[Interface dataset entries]
********************

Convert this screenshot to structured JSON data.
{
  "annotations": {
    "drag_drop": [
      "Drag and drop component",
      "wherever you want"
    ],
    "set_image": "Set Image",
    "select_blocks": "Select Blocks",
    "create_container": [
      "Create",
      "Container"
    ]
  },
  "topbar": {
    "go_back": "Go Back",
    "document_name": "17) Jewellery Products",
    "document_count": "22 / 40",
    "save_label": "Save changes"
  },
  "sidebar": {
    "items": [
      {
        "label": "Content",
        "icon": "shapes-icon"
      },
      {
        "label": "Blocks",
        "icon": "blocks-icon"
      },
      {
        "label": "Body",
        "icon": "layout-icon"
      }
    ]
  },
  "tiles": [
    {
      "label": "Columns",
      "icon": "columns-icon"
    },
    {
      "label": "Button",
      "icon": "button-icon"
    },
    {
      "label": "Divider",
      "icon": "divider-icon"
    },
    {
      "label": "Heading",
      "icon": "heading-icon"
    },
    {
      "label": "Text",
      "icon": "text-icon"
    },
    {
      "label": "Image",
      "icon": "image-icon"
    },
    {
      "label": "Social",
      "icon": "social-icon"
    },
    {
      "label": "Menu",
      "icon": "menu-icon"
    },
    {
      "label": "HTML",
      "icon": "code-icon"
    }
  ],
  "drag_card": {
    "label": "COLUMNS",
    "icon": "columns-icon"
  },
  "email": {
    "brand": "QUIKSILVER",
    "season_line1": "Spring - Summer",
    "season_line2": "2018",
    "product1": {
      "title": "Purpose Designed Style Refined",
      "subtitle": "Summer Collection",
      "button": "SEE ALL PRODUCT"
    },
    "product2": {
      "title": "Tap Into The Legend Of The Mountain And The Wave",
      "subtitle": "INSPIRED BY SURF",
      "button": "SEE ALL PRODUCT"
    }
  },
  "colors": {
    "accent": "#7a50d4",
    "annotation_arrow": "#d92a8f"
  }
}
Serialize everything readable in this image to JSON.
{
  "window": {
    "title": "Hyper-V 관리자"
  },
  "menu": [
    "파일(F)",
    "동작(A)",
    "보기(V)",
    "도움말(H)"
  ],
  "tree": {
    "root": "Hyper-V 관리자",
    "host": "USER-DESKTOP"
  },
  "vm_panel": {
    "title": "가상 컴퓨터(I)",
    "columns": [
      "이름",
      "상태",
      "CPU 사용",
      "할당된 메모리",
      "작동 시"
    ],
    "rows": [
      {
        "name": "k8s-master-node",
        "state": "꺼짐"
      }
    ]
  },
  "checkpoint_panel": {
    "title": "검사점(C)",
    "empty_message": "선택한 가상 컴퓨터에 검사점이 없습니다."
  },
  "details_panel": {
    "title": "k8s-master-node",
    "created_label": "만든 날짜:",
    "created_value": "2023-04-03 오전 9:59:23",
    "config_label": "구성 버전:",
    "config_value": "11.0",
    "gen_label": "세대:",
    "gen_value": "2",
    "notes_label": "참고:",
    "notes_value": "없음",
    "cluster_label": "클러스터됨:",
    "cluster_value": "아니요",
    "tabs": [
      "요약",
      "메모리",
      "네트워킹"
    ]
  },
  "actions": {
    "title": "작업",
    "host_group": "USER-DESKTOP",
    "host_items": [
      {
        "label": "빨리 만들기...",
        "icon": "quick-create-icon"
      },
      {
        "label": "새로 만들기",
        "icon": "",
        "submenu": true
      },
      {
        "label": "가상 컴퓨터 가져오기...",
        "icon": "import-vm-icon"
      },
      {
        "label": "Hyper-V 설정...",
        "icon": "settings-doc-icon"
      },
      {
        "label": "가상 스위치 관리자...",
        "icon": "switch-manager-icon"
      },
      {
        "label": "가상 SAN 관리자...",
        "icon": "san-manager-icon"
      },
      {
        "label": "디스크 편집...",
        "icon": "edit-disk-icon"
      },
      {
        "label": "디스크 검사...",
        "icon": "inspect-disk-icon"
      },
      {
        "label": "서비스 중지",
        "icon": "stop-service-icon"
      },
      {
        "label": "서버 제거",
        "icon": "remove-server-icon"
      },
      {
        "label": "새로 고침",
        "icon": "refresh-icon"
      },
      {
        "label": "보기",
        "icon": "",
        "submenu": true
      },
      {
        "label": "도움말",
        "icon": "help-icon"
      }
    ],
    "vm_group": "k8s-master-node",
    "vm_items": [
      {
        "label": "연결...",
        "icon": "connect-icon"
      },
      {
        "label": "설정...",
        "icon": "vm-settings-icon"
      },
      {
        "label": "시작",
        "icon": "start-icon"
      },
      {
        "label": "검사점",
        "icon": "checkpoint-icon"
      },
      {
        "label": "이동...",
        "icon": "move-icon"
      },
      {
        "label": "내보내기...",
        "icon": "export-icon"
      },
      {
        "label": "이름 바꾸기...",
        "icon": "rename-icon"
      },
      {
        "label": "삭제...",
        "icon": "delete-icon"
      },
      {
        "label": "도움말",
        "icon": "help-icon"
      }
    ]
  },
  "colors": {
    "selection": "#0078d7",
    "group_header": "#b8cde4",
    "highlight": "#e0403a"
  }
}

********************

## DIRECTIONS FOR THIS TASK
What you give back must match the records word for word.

## ANSWER BELOW
Convert this screenshot to structured JSON data.
{
  "annotations": {
    "drag_drop": [
      "Drag and drop component",
      "wherever you want"
    ],
    "set_image": "Set Image",
    "select_blocks": "Select Blocks",
    "create_container": [
      "Create",
      "Container"
    ]
  },
  "topbar": {
    "go_back": "Go Back",
    "document_name": "17) Jewellery Products",
    "document_count": "22 / 40",
    "save_label": "Save changes"
  },
  "sidebar": {
    "items": [
      {
        "label": "Content",
        "icon": "shapes-icon"
      },
      {
        "label": "Blocks",
        "icon": "blocks-icon"
      },
      {
        "label": "Body",
        "icon": "layout-icon"
      }
    ]
  },
  "tiles": [
    {
      "label": "Columns",
      "icon": "columns-icon"
    },
    {
      "label": "Button",
      "icon": "button-icon"
    },
    {
      "label": "Divider",
      "icon": "divider-icon"
    },
    {
      "label": "Heading",
      "icon": "heading-icon"
    },
    {
      "label": "Text",
      "icon": "text-icon"
    },
    {
      "label": "Image",
      "icon": "image-icon"
    },
    {
      "label": "Social",
      "icon": "social-icon"
    },
    {
      "label": "Menu",
      "icon": "menu-icon"
    },
    {
      "label": "HTML",
      "icon": "code-icon"
    }
  ],
  "drag_card": {
    "label": "COLUMNS",
    "icon": "columns-icon"
  },
  "email": {
    "brand": "QUIKSILVER",
    "season_line1": "Spring - Summer",
    "season_line2": "2018",
    "product1": {
      "title": "Purpose Designed Style Refined",
      "subtitle": "Summer Collection",
      "button": "SEE ALL PRODUCT"
    },
    "product2": {
      "title": "Tap Into The Legend Of The Mountain And The Wave",
      "subtitle": "INSPIRED BY SURF",
      "button": "SEE ALL PRODUCT"
    }
  },
  "colors": {
    "accent": "#7a50d4",
    "annotation_arrow": "#d92a8f"
  }
}
Serialize everything readable in this image to JSON.
{
  "window": {
    "title": "Hyper-V 관리자"
  },
  "menu": [
    "파일(F)",
    "동작(A)",
    "보기(V)",
    "도움말(H)"
  ],
  "tree": {
    "root": "Hyper-V 관리자",
    "host": "USER-DESKTOP"
  },
  "vm_panel": {
    "title": "가상 컴퓨터(I)",
    "columns": [
      "이름",
      "상태",
      "CPU 사용",
      "할당된 메모리",
      "작동 시"
    ],
    "rows": [
      {
        "name": "k8s-master-node",
        "state": "꺼짐"
      }
    ]
  },
  "checkpoint_panel": {
    "title": "검사점(C)",
    "empty_message": "선택한 가상 컴퓨터에 검사점이 없습니다."
  },
  "details_panel": {
    "title": "k8s-master-node",
    "created_label": "만든 날짜:",
    "created_value": "2023-04-03 오전 9:59:23",
    "config_label": "구성 버전:",
    "config_value": "11.0",
    "gen_label": "세대:",
    "gen_value": "2",
    "notes_label": "참고:",
    "notes_value": "없음",
    "cluster_label": "클러스터됨:",
    "cluster_value": "아니요",
    "tabs": [
      "요약",
      "메모리",
      "네트워킹"
    ]
  },
  "actions": {
    "title": "작업",
    "host_group": "USER-DESKTOP",
    "host_items": [
      {
        "label": "빨리 만들기...",
        "icon": "quick-create-icon"
      },
      {
        "label": "새로 만들기",
        "icon": "",
        "submenu": true
      },
      {
        "label": "가상 컴퓨터 가져오기...",
        "icon": "import-vm-icon"
      },
      {
        "label": "Hyper-V 설정...",
        "icon": "settings-doc-icon"
      },
      {
        "label": "가상 스위치 관리자...",
        "icon": "switch-manager-icon"
      },
      {
        "label": "가상 SAN 관리자...",
        "icon": "san-manager-icon"
      },
      {
        "label": "디스크 편집...",
        "icon": "edit-disk-icon"
      },
      {
        "label": "디스크 검사...",
        "icon": "inspect-disk-icon"
      },
      {
        "label": "서비스 중지",
        "icon": "stop-service-icon"
      },
      {
        "label": "서버 제거",
        "icon": "remove-server-icon"
      },
      {
        "label": "새로 고침",
        "icon": "refresh-icon"
      },
      {
        "label": "보기",
        "icon": "",
        "submenu": true
      },
      {
        "label": "도움말",
        "icon": "help-icon"
      }
    ],
    "vm_group": "k8s-master-node",
    "vm_items": [
      {
        "label": "연결...",
        "icon": "connect-icon"
      },
      {
        "label": "설정...",
        "icon": "vm-settings-icon"
      },
      {
        "label": "시작",
        "icon": "start-icon"
      },
      {
        "label": "검사점",
        "icon": "checkpoint-icon"
      },
      {
        "label": "이동...",
        "icon": "move-icon"
      },
      {
        "label": "내보내기...",
        "icon": "export-icon"
      },
      {
        "label": "이름 바꾸기...",
        "icon": "rename-icon"
      },
      {
        "label": "삭제...",
        "icon": "delete-icon"
      },
      {
        "label": "도움말",
        "icon": "help-icon"
      }
    ]
  },
  "colors": {
    "selection": "#0078d7",
    "group_header": "#b8cde4",
    "highlight": "#e0403a"
  }
}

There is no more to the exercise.